'Music is our life's foundation'

The Level 3 Cambridge Technicals in Performing Arts have been developed to meet the changing needs of the sector, and prepare students for the challenges they’ll face in Higher Education or employment. These qualifications are not just about being able to perform on stage; designed in collaboration with experts spanning the breadth of the sector they focus on the requirements that today’s universities, professional vocational colleges and employers demand. 

A wide range of centre assessed units with practical and wider project-based assessment opportunities, as well as examined units on Prepare to work in the performing arts sector, Proposal for a commissioning brief, Influential performance practice, Arts administration, and Original performance has resulted in focused qualifications. Depending on the size chosen the qualifications either complement a Key Stage 5 study programme alongside other vocational qualifications or A Levels, or may constitute the bulk of a two-year study programme. 

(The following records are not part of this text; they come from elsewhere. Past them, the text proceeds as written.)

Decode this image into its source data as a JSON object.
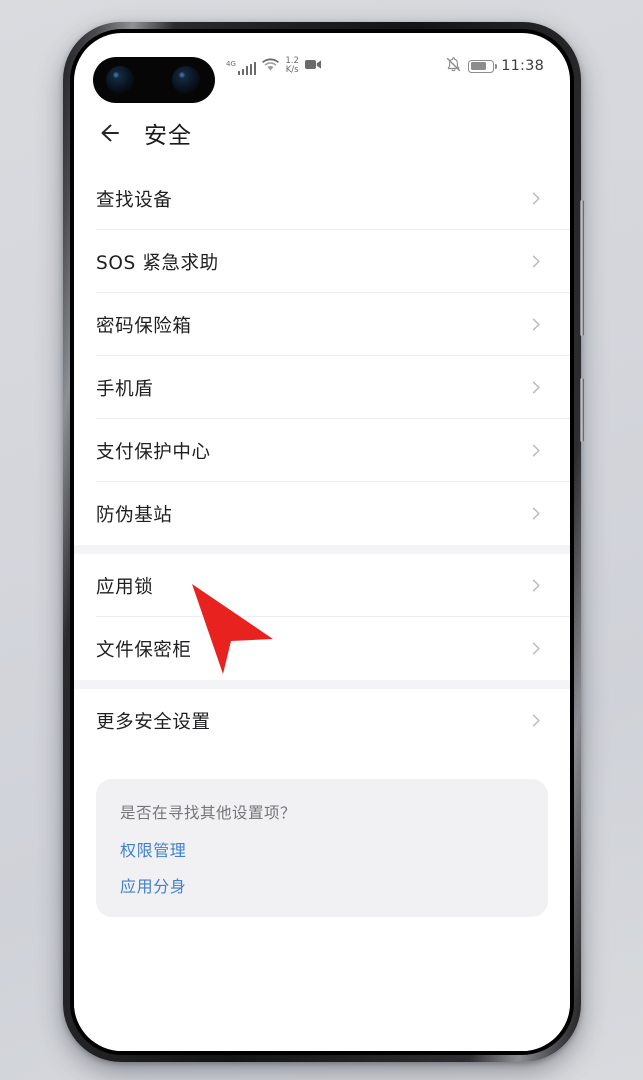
{
  "status_bar": {
    "network_type": "4G",
    "signal_icon": "signal-bars-icon",
    "wifi_icon": "wifi-icon",
    "data_speed_value": "1.2",
    "data_speed_unit": "K/s",
    "recording_icon": "video-recording-icon",
    "mute_icon": "bell-mute-icon",
    "battery_icon": "battery-icon",
    "time": "11:38"
  },
  "header": {
    "back_icon": "back-arrow-icon",
    "title": "安全"
  },
  "list": {
    "groups": [
      {
        "items": [
          {
            "label": "查找设备",
            "chevron": "chevron-right-icon"
          },
          {
            "label": "SOS 紧急求助",
            "chevron": "chevron-right-icon"
          },
          {
            "label": "密码保险箱",
            "chevron": "chevron-right-icon"
          },
          {
            "label": "手机盾",
            "chevron": "chevron-right-icon"
          },
          {
            "label": "支付保护中心",
            "chevron": "chevron-right-icon"
          },
          {
            "label": "防伪基站",
            "chevron": "chevron-right-icon"
          }
        ]
      },
      {
        "items": [
          {
            "label": "应用锁",
            "chevron": "chevron-right-icon"
          },
          {
            "label": "文件保密柜",
            "chevron": "chevron-right-icon"
          }
        ]
      },
      {
        "items": [
          {
            "label": "更多安全设置",
            "chevron": "chevron-right-icon"
          }
        ]
      }
    ]
  },
  "suggestion_card": {
    "title": "是否在寻找其他设置项？",
    "links": [
      {
        "label": "权限管理"
      },
      {
        "label": "应用分身"
      }
    ]
  },
  "cursor": {
    "type": "red-arrow-pointer",
    "points_at": "应用锁"
  },
  "colors": {
    "link_blue": "#4080d0",
    "cursor_red": "#e8221f",
    "page_background": "#d5d7dc",
    "screen_background": "#ffffff",
    "card_background": "#f1f1f3",
    "divider": "#ededef"
  }
}
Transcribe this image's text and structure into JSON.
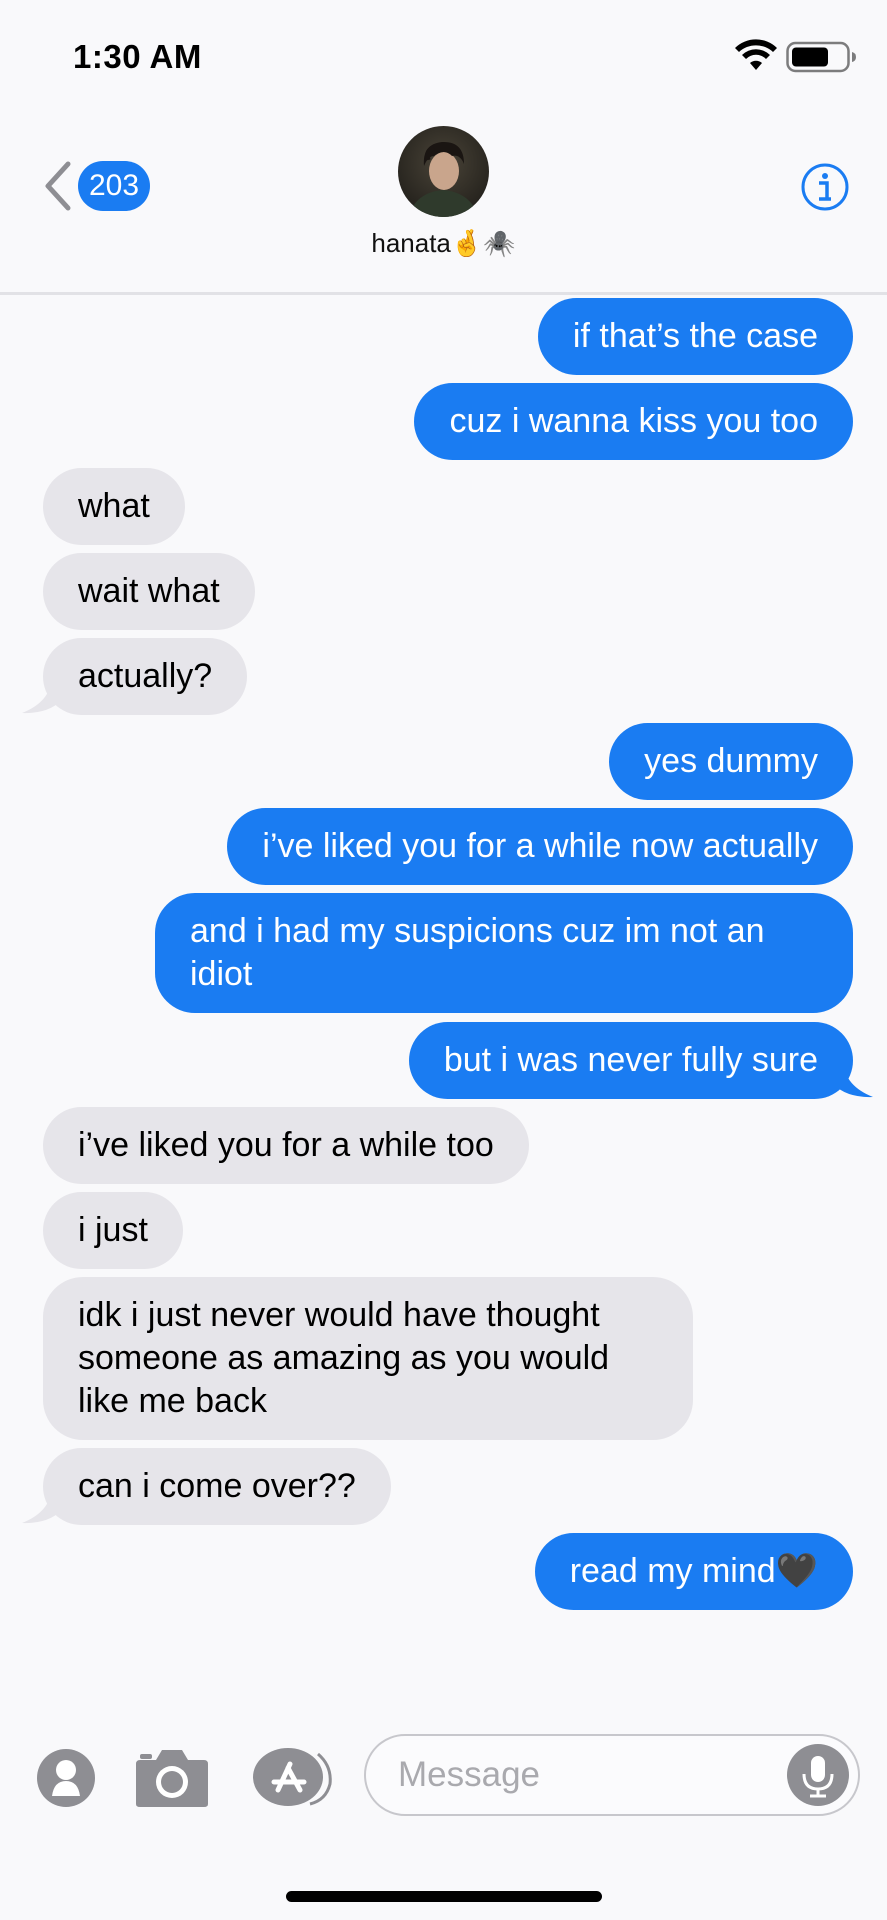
{
  "status_bar": {
    "time": "1:30 AM"
  },
  "header": {
    "back_count": "203",
    "contact_name": "hanata🤞🕷️"
  },
  "messages": [
    {
      "from": "me",
      "text": "if that’s the case"
    },
    {
      "from": "me",
      "text": "cuz i wanna kiss you too"
    },
    {
      "from": "them",
      "text": "what"
    },
    {
      "from": "them",
      "text": "wait what"
    },
    {
      "from": "them",
      "text": "actually?"
    },
    {
      "from": "me",
      "text": "yes dummy"
    },
    {
      "from": "me",
      "text": "i’ve liked you for a while now actually"
    },
    {
      "from": "me",
      "text": "and i had my suspicions cuz im not an idiot"
    },
    {
      "from": "me",
      "text": "but i was never fully sure"
    },
    {
      "from": "them",
      "text": "i’ve liked you for a while too"
    },
    {
      "from": "them",
      "text": "i just"
    },
    {
      "from": "them",
      "text": "idk i just never would have thought someone as amazing as you would like me back"
    },
    {
      "from": "them",
      "text": "can i come over??"
    },
    {
      "from": "me",
      "text": "read my mind🖤"
    }
  ],
  "input": {
    "placeholder": "Message"
  },
  "colors": {
    "sent": "#1a7cf2",
    "received": "#e6e5ea",
    "background": "#f9f9fb"
  },
  "icons": [
    "wifi-icon",
    "battery-icon",
    "back-chevron-icon",
    "info-icon",
    "contacts-icon",
    "camera-icon",
    "app-store-icon",
    "microphone-icon"
  ]
}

Students will practically apply their skills and knowledge in preparation for further study or the workplace; they will develop technical and performance skills; as well as theoretical knowledge and understanding to underpin these skills. Plus, they will be equipped with the skills to be able to research, apply elements to their own performance and set out project proposals. They will also gain a range of transferable skills that will underpin freelance work in their chosen field. 

Students will also gain an understanding of how different businesses and organisations in the performing arts sector work. When it comes to progression or employment, your students will learn about the variety of opportunities available to them, and the roles and responsibilities of businesses and organisations within the sector. They will develop strategies, attitudes and survival skills for sustaining a career in the performing arts industry, as well as an understanding of the expectations of potential employers so that they can maximise their chances of getting work in a fiercely competitive environment.

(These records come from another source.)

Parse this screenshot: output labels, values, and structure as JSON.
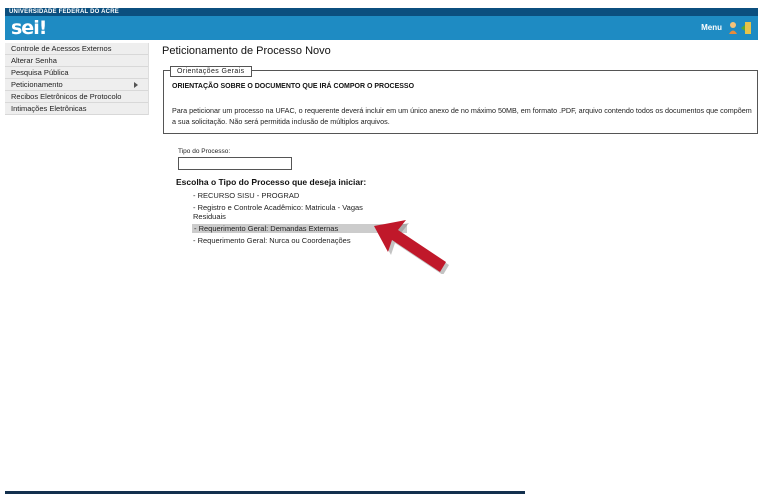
{
  "topbar": {
    "org": "UNIVERSIDADE FEDERAL DO ACRE"
  },
  "header": {
    "logo": "sei!",
    "menu_label": "Menu"
  },
  "sidebar": {
    "items": [
      {
        "label": "Controle de Acessos Externos"
      },
      {
        "label": "Alterar Senha"
      },
      {
        "label": "Pesquisa Pública"
      },
      {
        "label": "Peticionamento"
      },
      {
        "label": "Recibos Eletrônicos de Protocolo"
      },
      {
        "label": "Intimações Eletrônicas"
      }
    ]
  },
  "main": {
    "title": "Peticionamento de Processo Novo",
    "orientacoes": {
      "legend": "Orientações Gerais",
      "heading": "ORIENTAÇÃO SOBRE O DOCUMENTO QUE IRÁ COMPOR O PROCESSO",
      "text": "Para peticionar um processo na UFAC, o requerente deverá incluir em um único anexo de no máximo 50MB, em formato .PDF, arquivo contendo todos os documentos que compõem a sua solicitação. Não será permitida inclusão de múltiplos arquivos."
    },
    "tipo_processo": {
      "label": "Tipo do Processo:",
      "value": ""
    },
    "choose_heading": "Escolha o Tipo do Processo que deseja iniciar:",
    "options": [
      {
        "label": "- RECURSO SISU - PROGRAD"
      },
      {
        "label": "- Registro e Controle Acadêmico: Matricula - Vagas Residuais"
      },
      {
        "label": "- Requerimento Geral: Demandas Externas"
      },
      {
        "label": "- Requerimento Geral: Nurca ou Coordenações"
      }
    ]
  },
  "colors": {
    "header": "#1e8bc3",
    "topbar": "#0b4f7f",
    "arrow": "#c0182a",
    "highlight": "#cccccc"
  }
}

What will I learn?


Preparing to work in the Performing Arts industry

The performing arts industry is a large and complex business. As well as playing a part in the cultural life of a country, it has significant economic benefits and impacts on the lives of most people; this could be when they watch a performance, play a CD or send their children to dance classes. It is hugely diverse and embraces many different art forms, jobs and types of organisations. 

This unit will give you an understanding of the range and diversity of this industry. You will learn about the jobs and organisations that make up the industry, how it is funded and how companies are supported and regulated.

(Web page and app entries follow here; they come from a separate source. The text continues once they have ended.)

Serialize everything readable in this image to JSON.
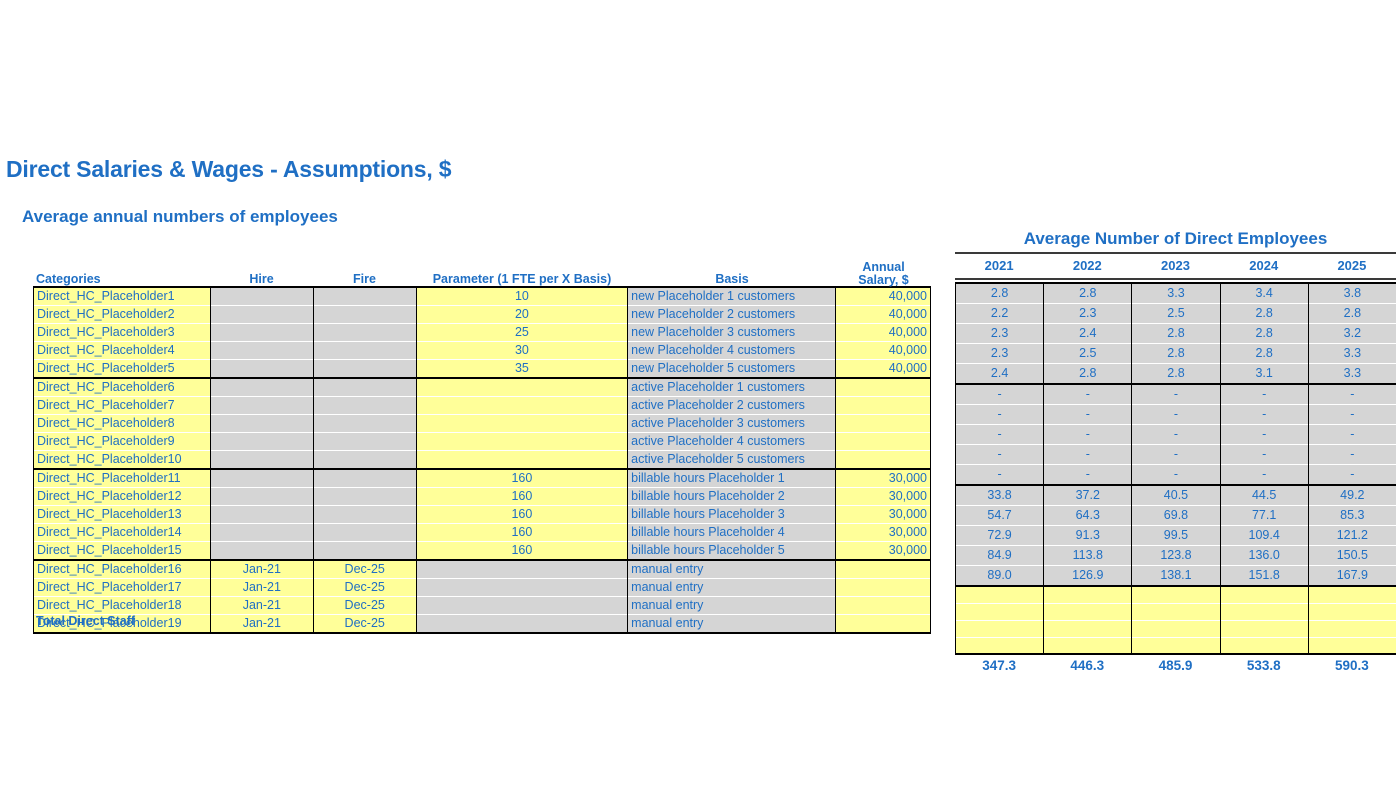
{
  "title": "Direct Salaries & Wages - Assumptions, $",
  "subtitle": "Average annual numbers of employees",
  "left_table": {
    "headers": {
      "categories": "Categories",
      "hire": "Hire",
      "fire": "Fire",
      "parameter": "Parameter (1 FTE per X Basis)",
      "basis": "Basis",
      "annual_salary_line1": "Annual",
      "annual_salary_line2": "Salary, $"
    },
    "rows": [
      {
        "category": "Direct_HC_Placeholder1",
        "hire": "",
        "fire": "",
        "parameter": "10",
        "basis": "new Placeholder 1 customers",
        "salary": "40,000"
      },
      {
        "category": "Direct_HC_Placeholder2",
        "hire": "",
        "fire": "",
        "parameter": "20",
        "basis": "new Placeholder 2 customers",
        "salary": "40,000"
      },
      {
        "category": "Direct_HC_Placeholder3",
        "hire": "",
        "fire": "",
        "parameter": "25",
        "basis": "new Placeholder 3 customers",
        "salary": "40,000"
      },
      {
        "category": "Direct_HC_Placeholder4",
        "hire": "",
        "fire": "",
        "parameter": "30",
        "basis": "new Placeholder 4 customers",
        "salary": "40,000"
      },
      {
        "category": "Direct_HC_Placeholder5",
        "hire": "",
        "fire": "",
        "parameter": "35",
        "basis": "new Placeholder 5 customers",
        "salary": "40,000"
      },
      {
        "category": "Direct_HC_Placeholder6",
        "hire": "",
        "fire": "",
        "parameter": "",
        "basis": "active Placeholder 1 customers",
        "salary": ""
      },
      {
        "category": "Direct_HC_Placeholder7",
        "hire": "",
        "fire": "",
        "parameter": "",
        "basis": "active Placeholder 2 customers",
        "salary": ""
      },
      {
        "category": "Direct_HC_Placeholder8",
        "hire": "",
        "fire": "",
        "parameter": "",
        "basis": "active Placeholder 3 customers",
        "salary": ""
      },
      {
        "category": "Direct_HC_Placeholder9",
        "hire": "",
        "fire": "",
        "parameter": "",
        "basis": "active Placeholder 4 customers",
        "salary": ""
      },
      {
        "category": "Direct_HC_Placeholder10",
        "hire": "",
        "fire": "",
        "parameter": "",
        "basis": "active Placeholder 5 customers",
        "salary": ""
      },
      {
        "category": "Direct_HC_Placeholder11",
        "hire": "",
        "fire": "",
        "parameter": "160",
        "basis": "billable hours Placeholder 1",
        "salary": "30,000"
      },
      {
        "category": "Direct_HC_Placeholder12",
        "hire": "",
        "fire": "",
        "parameter": "160",
        "basis": "billable hours Placeholder 2",
        "salary": "30,000"
      },
      {
        "category": "Direct_HC_Placeholder13",
        "hire": "",
        "fire": "",
        "parameter": "160",
        "basis": "billable hours Placeholder 3",
        "salary": "30,000"
      },
      {
        "category": "Direct_HC_Placeholder14",
        "hire": "",
        "fire": "",
        "parameter": "160",
        "basis": "billable hours Placeholder 4",
        "salary": "30,000"
      },
      {
        "category": "Direct_HC_Placeholder15",
        "hire": "",
        "fire": "",
        "parameter": "160",
        "basis": "billable hours Placeholder 5",
        "salary": "30,000"
      },
      {
        "category": "Direct_HC_Placeholder16",
        "hire": "Jan-21",
        "fire": "Dec-25",
        "parameter": "",
        "basis": "manual entry",
        "salary": ""
      },
      {
        "category": "Direct_HC_Placeholder17",
        "hire": "Jan-21",
        "fire": "Dec-25",
        "parameter": "",
        "basis": "manual entry",
        "salary": ""
      },
      {
        "category": "Direct_HC_Placeholder18",
        "hire": "Jan-21",
        "fire": "Dec-25",
        "parameter": "",
        "basis": "manual entry",
        "salary": ""
      },
      {
        "category": "Direct_HC_Placeholder19",
        "hire": "Jan-21",
        "fire": "Dec-25",
        "parameter": "",
        "basis": "manual entry",
        "salary": ""
      }
    ],
    "total_label": "Total Direct Staff"
  },
  "right_panel": {
    "title": "Average Number of Direct Employees",
    "years": [
      "2021",
      "2022",
      "2023",
      "2024",
      "2025"
    ],
    "rows": [
      [
        "2.8",
        "2.8",
        "3.3",
        "3.4",
        "3.8"
      ],
      [
        "2.2",
        "2.3",
        "2.5",
        "2.8",
        "2.8"
      ],
      [
        "2.3",
        "2.4",
        "2.8",
        "2.8",
        "3.2"
      ],
      [
        "2.3",
        "2.5",
        "2.8",
        "2.8",
        "3.3"
      ],
      [
        "2.4",
        "2.8",
        "2.8",
        "3.1",
        "3.3"
      ],
      [
        "-",
        "-",
        "-",
        "-",
        "-"
      ],
      [
        "-",
        "-",
        "-",
        "-",
        "-"
      ],
      [
        "-",
        "-",
        "-",
        "-",
        "-"
      ],
      [
        "-",
        "-",
        "-",
        "-",
        "-"
      ],
      [
        "-",
        "-",
        "-",
        "-",
        "-"
      ],
      [
        "33.8",
        "37.2",
        "40.5",
        "44.5",
        "49.2"
      ],
      [
        "54.7",
        "64.3",
        "69.8",
        "77.1",
        "85.3"
      ],
      [
        "72.9",
        "91.3",
        "99.5",
        "109.4",
        "121.2"
      ],
      [
        "84.9",
        "113.8",
        "123.8",
        "136.0",
        "150.5"
      ],
      [
        "89.0",
        "126.9",
        "138.1",
        "151.8",
        "167.9"
      ],
      [
        "",
        "",
        "",
        "",
        ""
      ],
      [
        "",
        "",
        "",
        "",
        ""
      ],
      [
        "",
        "",
        "",
        "",
        ""
      ],
      [
        "",
        "",
        "",
        "",
        ""
      ]
    ],
    "totals": [
      "347.3",
      "446.3",
      "485.9",
      "533.8",
      "590.3"
    ]
  },
  "colors": {
    "accent_blue": "#1f6fc4",
    "input_yellow": "#ffff99",
    "formula_gray": "#d5d5d5",
    "border_black": "#000000"
  }
}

Proposal for a Commissioning Brief

You will be given the opportunity to develop a community arts project from a given brief. You will consider your creative skills and preferences and think about how these can be utilised in a way that benefits a community or a defined group of participants, who may otherwise have little access to the project’s content. You will develop knowledge and understanding of administration and planning, as well as the appropriate creative skills and techniques applicable to a project, learning how to monitor development and pilot practical elements in a way that will support the potential project and put contingency in place.


Influential Performance Practice

You will learn about genres, styles and periods, social, cultural and historical influences and significant theatrical/performance developments and practitioners. To help understand the demands of performing a piece of repertoire, you will need to be familiar with the context in which the piece was created and the stylistic conventions of the style or genre into which the piece fits. You will become

familiar with a range of different styles and periods, e.g. Classical, Modern and post- Modern, within their social, cultural and historical contexts and will be able to select, adapt and apply elements of your research into your performance concept and practical performance.


Combined Arts

Your research into the history of new performance and influential artistic practice will reveal a long history of actors, dancers and musicians, extending their skills into other forms and beginning new creative movements and styles. Few performance companies that you see as part of your course will be exclusively defined by a narrow art form, and some companies positively seek to produce performances not easy to define. You will study these historical and contemporary examples to inspire you to make you own piece of combined art.

Plus one optional practical Unit.


Next step: University and careers

Employment in local and national music frameworks and development areas and opportunities.  Teaching of Music, University to study a wide range of musical based courses.